* **RECORDS FOR THE EXERCISE**:

++++++++

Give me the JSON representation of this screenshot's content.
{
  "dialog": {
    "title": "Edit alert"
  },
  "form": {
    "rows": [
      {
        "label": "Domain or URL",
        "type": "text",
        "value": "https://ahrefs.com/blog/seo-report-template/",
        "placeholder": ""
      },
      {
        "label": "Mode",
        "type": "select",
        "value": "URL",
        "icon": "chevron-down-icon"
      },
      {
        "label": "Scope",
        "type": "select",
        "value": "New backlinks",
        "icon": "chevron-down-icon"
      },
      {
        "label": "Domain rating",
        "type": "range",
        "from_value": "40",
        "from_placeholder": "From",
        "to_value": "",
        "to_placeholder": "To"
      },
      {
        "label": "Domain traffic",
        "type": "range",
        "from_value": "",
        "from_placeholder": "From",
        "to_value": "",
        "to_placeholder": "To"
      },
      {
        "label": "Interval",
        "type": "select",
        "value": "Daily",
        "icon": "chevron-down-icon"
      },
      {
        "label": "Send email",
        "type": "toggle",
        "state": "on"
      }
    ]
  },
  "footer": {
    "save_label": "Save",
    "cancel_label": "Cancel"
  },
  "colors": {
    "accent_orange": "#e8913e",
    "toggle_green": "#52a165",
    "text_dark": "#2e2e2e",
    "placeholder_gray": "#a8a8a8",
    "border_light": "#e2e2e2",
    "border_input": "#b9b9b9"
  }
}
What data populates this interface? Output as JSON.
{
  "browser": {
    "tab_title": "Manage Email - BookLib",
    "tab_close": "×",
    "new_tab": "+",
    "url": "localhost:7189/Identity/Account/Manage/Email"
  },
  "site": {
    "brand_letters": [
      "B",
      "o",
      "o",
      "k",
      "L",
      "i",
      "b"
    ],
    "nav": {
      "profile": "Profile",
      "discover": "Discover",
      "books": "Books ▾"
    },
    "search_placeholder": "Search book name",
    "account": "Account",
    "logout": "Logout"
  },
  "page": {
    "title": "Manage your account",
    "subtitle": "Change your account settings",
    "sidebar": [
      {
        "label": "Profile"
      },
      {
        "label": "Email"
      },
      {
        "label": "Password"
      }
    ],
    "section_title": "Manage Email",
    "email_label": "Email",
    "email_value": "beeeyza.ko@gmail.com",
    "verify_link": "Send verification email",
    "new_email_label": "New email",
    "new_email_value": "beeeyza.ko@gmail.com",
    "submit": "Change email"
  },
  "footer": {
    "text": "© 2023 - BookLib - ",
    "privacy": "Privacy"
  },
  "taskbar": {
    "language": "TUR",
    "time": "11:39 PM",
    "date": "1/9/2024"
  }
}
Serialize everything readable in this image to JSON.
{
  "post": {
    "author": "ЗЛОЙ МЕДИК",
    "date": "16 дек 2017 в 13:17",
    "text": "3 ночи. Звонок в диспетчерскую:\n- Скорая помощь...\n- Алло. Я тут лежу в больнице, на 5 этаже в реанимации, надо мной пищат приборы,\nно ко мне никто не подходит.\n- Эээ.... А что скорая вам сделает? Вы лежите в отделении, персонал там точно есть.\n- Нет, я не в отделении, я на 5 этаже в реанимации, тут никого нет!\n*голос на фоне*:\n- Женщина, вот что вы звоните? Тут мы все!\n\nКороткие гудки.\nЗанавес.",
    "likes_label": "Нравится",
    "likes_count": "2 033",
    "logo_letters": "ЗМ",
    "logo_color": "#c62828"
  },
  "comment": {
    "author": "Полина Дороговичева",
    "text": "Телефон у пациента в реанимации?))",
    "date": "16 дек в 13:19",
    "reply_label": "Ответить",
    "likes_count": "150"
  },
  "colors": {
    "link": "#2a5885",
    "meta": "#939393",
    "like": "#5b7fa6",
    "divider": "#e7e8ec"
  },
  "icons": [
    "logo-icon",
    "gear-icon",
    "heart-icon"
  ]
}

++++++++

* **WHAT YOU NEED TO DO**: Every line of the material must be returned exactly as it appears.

* **COMPLETED EXERCISE**:
Give me the JSON representation of this screenshot's content.
{
  "dialog": {
    "title": "Edit alert"
  },
  "form": {
    "rows": [
      {
        "label": "Domain or URL",
        "type": "text",
        "value": "https://ahrefs.com/blog/seo-report-template/",
        "placeholder": ""
      },
      {
        "label": "Mode",
        "type": "select",
        "value": "URL",
        "icon": "chevron-down-icon"
      },
      {
        "label": "Scope",
        "type": "select",
        "value": "New backlinks",
        "icon": "chevron-down-icon"
      },
      {
        "label": "Domain rating",
        "type": "range",
        "from_value": "40",
        "from_placeholder": "From",
        "to_value": "",
        "to_placeholder": "To"
      },
      {
        "label": "Domain traffic",
        "type": "range",
        "from_value": "",
        "from_placeholder": "From",
        "to_value": "",
        "to_placeholder": "To"
      },
      {
        "label": "Interval",
        "type": "select",
        "value": "Daily",
        "icon": "chevron-down-icon"
      },
      {
        "label": "Send email",
        "type": "toggle",
        "state": "on"
      }
    ]
  },
  "footer": {
    "save_label": "Save",
    "cancel_label": "Cancel"
  },
  "colors": {
    "accent_orange": "#e8913e",
    "toggle_green": "#52a165",
    "text_dark": "#2e2e2e",
    "placeholder_gray": "#a8a8a8",
    "border_light": "#e2e2e2",
    "border_input": "#b9b9b9"
  }
}
What data populates this interface? Output as JSON.
{
  "browser": {
    "tab_title": "Manage Email - BookLib",
    "tab_close": "×",
    "new_tab": "+",
    "url": "localhost:7189/Identity/Account/Manage/Email"
  },
  "site": {
    "brand_letters": [
      "B",
      "o",
      "o",
      "k",
      "L",
      "i",
      "b"
    ],
    "nav": {
      "profile": "Profile",
      "discover": "Discover",
      "books": "Books ▾"
    },
    "search_placeholder": "Search book name",
    "account": "Account",
    "logout": "Logout"
  },
  "page": {
    "title": "Manage your account",
    "subtitle": "Change your account settings",
    "sidebar": [
      {
        "label": "Profile"
      },
      {
        "label": "Email"
      },
      {
        "label": "Password"
      }
    ],
    "section_title": "Manage Email",
    "email_label": "Email",
    "email_value": "beeeyza.ko@gmail.com",
    "verify_link": "Send verification email",
    "new_email_label": "New email",
    "new_email_value": "beeeyza.ko@gmail.com",
    "submit": "Change email"
  },
  "footer": {
    "text": "© 2023 - BookLib - ",
    "privacy": "Privacy"
  },
  "taskbar": {
    "language": "TUR",
    "time": "11:39 PM",
    "date": "1/9/2024"
  }
}
Serialize everything readable in this image to JSON.
{
  "post": {
    "author": "ЗЛОЙ МЕДИК",
    "date": "16 дек 2017 в 13:17",
    "text": "3 ночи. Звонок в диспетчерскую:\n- Скорая помощь...\n- Алло. Я тут лежу в больнице, на 5 этаже в реанимации, надо мной пищат приборы,\nно ко мне никто не подходит.\n- Эээ.... А что скорая вам сделает? Вы лежите в отделении, персонал там точно есть.\n- Нет, я не в отделении, я на 5 этаже в реанимации, тут никого нет!\n*голос на фоне*:\n- Женщина, вот что вы звоните? Тут мы все!\n\nКороткие гудки.\nЗанавес.",
    "likes_label": "Нравится",
    "likes_count": "2 033",
    "logo_letters": "ЗМ",
    "logo_color": "#c62828"
  },
  "comment": {
    "author": "Полина Дороговичева",
    "text": "Телефон у пациента в реанимации?))",
    "date": "16 дек в 13:19",
    "reply_label": "Ответить",
    "likes_count": "150"
  },
  "colors": {
    "link": "#2a5885",
    "meta": "#939393",
    "like": "#5b7fa6",
    "divider": "#e7e8ec"
  },
  "icons": [
    "logo-icon",
    "gear-icon",
    "heart-icon"
  ]
}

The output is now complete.